Online education options in the K-12 environment have steadily increased from the infancy of online education at the turn of the millennia. Educators have utilized this format to meet the many different needs that exist for all students. Early research into the academic success of students in these environments prior to 2000 indicated there was no significant difference in student achievement for distance learning as compared to face-to-face learning. Since 2000, there has been increased focus on student performance in higher education online environments, but research is limited for K-12 schools. For the research that does exist, school-level variables and the reasons why students select online environments have not been investigated.

This study examines the within-school and between-school factors that predict the performance of students in online environments utilizing hierarchical linear modeling (HLM). The data sample represents information from a regional online school (ROS) that enrolls 9-12 students in online coursework from local schools in the region. The sample included 886 students from 36 local schools. The student-level variables that were investigated included prior student performance, special education status, student free or reduced-price lunch status, race, gender, age, and the reason for selecting online coursework. The school-level variables included in the analyses were school enrollment, percentage of students who qualify for free or reducedprice lunch, school average SAT score, percentage of Black students enrolled, and percentage of Hispanic students enrolled. This study analyzed student overall performance, mathematics performance, and English language arts (ELA) performance at the ROS utilizing three models: the unconditional model, the control model with student-level variables, and the full model with school-level variables. A fourth model was applied to a subset of the data for each academic area and included students’ reason for choosing online coursework at level 1.

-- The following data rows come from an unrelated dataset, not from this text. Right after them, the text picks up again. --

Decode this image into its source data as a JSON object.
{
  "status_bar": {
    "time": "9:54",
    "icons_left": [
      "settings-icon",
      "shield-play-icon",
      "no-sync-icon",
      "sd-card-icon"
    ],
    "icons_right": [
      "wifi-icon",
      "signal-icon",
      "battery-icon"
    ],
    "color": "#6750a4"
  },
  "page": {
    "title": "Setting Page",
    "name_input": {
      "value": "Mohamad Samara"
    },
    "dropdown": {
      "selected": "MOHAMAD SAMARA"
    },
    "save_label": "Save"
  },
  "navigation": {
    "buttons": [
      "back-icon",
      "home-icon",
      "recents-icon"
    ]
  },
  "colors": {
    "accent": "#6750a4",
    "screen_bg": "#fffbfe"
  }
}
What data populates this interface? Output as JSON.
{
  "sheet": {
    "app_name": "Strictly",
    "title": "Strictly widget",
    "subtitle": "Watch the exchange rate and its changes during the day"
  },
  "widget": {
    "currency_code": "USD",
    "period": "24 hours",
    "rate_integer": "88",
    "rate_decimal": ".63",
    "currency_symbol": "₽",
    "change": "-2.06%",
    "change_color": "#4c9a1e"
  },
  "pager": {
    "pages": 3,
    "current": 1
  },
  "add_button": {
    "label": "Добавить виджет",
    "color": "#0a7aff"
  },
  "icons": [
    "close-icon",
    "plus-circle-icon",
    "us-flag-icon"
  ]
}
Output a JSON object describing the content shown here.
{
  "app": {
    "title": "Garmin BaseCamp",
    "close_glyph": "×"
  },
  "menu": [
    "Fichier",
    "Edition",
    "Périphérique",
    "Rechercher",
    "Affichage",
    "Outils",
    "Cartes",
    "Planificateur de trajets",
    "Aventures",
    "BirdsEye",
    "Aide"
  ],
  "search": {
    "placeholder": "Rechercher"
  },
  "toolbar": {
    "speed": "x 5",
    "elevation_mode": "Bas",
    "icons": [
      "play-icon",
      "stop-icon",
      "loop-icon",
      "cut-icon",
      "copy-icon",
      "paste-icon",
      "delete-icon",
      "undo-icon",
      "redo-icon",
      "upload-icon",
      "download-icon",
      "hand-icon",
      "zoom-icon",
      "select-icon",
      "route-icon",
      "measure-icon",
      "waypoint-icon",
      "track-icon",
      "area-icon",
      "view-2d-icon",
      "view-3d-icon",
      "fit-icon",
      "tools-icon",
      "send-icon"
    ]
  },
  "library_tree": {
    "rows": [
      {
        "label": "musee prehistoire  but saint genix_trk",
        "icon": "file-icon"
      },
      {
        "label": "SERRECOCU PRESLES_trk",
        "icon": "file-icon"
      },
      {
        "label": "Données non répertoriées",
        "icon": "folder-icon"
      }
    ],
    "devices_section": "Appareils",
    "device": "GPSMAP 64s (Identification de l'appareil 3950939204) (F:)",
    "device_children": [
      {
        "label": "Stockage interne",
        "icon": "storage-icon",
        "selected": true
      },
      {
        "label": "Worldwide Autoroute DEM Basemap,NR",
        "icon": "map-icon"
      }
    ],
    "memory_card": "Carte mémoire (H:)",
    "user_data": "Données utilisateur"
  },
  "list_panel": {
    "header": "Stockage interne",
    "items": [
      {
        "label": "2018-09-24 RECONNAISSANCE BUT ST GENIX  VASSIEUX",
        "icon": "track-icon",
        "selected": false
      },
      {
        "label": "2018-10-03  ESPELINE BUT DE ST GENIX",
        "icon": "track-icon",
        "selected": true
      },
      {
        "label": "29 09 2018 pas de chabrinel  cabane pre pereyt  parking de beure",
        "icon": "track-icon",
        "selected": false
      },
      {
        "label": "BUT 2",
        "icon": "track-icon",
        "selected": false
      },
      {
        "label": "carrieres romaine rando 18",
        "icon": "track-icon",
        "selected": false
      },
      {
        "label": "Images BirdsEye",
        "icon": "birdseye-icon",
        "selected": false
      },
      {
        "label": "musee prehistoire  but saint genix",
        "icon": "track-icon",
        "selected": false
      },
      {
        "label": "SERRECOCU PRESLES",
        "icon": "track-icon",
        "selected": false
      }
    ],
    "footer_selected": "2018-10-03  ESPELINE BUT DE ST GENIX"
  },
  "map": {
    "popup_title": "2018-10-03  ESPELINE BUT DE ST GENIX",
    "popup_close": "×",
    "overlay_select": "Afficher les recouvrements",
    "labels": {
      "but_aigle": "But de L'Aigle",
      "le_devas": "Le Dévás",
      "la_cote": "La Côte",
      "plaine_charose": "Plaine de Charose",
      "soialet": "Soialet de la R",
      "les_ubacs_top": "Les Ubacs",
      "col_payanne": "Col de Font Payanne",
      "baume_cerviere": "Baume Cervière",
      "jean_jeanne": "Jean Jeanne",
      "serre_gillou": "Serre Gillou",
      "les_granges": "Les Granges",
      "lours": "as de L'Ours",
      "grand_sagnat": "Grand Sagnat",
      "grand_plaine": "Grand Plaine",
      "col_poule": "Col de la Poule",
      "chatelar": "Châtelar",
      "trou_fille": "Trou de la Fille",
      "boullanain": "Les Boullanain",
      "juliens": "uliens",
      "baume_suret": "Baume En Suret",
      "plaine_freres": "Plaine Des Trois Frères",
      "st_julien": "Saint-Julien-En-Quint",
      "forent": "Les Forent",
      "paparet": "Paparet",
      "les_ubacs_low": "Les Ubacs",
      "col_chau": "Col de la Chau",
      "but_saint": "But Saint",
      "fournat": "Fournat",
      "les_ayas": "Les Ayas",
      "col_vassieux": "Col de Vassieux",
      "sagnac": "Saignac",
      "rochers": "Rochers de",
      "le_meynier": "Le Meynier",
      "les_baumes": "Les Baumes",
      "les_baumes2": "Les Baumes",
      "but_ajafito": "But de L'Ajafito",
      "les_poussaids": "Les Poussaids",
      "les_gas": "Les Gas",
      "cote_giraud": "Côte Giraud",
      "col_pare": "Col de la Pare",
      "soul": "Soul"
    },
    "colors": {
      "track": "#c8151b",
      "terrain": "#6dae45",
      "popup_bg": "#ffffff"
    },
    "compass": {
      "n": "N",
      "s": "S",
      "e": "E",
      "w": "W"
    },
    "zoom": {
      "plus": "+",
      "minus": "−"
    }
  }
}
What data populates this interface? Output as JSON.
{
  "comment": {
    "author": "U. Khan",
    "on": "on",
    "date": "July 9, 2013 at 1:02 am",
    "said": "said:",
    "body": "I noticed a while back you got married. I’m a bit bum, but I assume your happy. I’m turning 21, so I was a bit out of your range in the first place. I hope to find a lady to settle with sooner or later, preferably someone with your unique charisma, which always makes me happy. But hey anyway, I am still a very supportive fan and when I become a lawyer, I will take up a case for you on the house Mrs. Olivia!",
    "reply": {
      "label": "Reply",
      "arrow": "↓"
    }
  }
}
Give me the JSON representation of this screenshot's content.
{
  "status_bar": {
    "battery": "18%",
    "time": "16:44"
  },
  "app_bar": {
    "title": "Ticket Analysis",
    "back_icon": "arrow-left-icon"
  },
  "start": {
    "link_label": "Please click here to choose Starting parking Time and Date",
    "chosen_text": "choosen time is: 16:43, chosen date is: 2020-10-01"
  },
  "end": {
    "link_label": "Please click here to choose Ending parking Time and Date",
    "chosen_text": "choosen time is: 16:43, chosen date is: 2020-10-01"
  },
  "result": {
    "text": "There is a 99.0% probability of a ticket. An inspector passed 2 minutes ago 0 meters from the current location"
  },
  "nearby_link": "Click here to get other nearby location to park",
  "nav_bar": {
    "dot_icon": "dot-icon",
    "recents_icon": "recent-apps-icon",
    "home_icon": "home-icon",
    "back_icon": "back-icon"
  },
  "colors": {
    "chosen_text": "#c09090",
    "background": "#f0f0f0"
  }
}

The results identified multiple significant factors that predicted student performance. At the student level for all three academic areas, prior academic performance (GPA) was a positive predictor of student achievement while special education status and qualification for free or reduced-price lunch were negative predictors. At the school level, the only significant predictor is the average SAT score which positively predicts overall academic achievement at the ROS. When the students’ reasons for selecting online coursework were analyzed, health reasons were a significant negative predictor for overall academic performance. Behavioral reasons were a significant positive predictor and family reasons were significant negative predictor of mathematics achievement at the ROS.

The findings on significant predictors of student success in online classes are important information for students, parents, educators, and others. These findings can provide clarity in decision making around the placement and support of students. They also provide important areas of focus for program quality and improvement to support student success. Future research could investigate further the relationship between special education classifications, other school level factors, and additional reasons for selecting online courses, on the one hand, and success in on-line classes, on the other.

Access Setting

Dissertation-Open Access